* [Assigned task] Within the entries below, find the lines that hold "JSON" and report only how many there are.

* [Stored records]
......

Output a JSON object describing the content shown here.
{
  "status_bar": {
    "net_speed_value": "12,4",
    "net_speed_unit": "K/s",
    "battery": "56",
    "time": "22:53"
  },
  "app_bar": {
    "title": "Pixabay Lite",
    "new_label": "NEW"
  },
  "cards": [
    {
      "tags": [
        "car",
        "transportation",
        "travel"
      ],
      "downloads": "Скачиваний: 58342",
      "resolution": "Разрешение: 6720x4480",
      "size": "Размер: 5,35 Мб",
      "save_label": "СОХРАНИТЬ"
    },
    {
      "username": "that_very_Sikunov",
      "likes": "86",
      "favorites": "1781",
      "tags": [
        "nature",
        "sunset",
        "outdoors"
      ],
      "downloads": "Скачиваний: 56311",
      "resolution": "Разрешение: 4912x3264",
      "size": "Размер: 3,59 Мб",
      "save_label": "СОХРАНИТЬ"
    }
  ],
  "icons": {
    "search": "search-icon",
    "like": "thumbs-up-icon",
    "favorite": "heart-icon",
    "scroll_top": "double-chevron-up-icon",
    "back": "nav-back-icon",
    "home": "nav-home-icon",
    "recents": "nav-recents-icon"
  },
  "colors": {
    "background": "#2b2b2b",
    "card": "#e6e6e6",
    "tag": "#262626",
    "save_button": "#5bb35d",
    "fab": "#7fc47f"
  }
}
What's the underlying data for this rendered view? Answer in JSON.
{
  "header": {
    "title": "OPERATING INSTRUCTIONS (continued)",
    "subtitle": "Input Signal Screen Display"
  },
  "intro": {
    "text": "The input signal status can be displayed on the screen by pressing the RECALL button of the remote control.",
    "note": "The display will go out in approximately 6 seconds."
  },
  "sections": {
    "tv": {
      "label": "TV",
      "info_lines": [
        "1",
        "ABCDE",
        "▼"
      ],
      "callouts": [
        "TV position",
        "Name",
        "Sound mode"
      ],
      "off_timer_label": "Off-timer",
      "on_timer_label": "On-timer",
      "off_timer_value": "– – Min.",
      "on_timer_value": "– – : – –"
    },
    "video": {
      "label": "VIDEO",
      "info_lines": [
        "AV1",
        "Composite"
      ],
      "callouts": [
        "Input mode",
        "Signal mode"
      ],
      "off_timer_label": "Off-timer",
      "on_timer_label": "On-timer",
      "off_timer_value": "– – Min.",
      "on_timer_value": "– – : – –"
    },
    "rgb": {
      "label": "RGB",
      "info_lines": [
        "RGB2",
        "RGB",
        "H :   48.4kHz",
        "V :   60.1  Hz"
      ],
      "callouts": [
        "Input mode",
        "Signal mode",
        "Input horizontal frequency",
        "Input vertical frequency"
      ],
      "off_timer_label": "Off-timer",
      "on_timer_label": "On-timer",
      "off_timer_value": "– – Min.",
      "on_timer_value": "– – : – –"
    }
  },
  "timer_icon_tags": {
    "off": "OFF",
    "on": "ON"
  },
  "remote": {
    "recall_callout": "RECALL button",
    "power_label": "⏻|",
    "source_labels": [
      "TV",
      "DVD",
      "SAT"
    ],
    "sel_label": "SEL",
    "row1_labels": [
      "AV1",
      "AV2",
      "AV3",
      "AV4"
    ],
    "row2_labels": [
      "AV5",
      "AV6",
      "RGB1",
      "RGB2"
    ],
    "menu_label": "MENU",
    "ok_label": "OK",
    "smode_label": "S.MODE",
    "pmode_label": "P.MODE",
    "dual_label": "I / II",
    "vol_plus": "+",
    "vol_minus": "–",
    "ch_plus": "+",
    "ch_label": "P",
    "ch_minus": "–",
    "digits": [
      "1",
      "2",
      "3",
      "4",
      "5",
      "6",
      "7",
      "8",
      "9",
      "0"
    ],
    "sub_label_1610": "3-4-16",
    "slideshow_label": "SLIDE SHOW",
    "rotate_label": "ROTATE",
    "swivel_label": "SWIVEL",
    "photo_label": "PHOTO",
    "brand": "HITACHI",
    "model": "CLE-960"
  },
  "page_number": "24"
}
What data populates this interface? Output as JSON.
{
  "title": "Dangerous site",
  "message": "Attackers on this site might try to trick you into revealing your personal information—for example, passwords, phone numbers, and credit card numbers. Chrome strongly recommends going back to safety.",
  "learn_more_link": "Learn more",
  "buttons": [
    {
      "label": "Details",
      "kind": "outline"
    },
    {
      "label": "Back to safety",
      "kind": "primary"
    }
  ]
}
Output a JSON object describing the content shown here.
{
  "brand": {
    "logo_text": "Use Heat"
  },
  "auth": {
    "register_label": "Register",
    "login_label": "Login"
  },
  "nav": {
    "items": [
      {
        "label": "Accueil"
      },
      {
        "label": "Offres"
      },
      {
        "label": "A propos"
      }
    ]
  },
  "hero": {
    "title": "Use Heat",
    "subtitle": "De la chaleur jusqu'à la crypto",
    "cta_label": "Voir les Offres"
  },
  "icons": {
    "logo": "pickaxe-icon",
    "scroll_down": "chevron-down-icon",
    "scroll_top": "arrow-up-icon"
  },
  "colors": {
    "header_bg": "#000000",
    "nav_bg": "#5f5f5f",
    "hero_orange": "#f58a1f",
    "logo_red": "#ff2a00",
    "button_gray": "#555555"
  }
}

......

* [Answer box] 4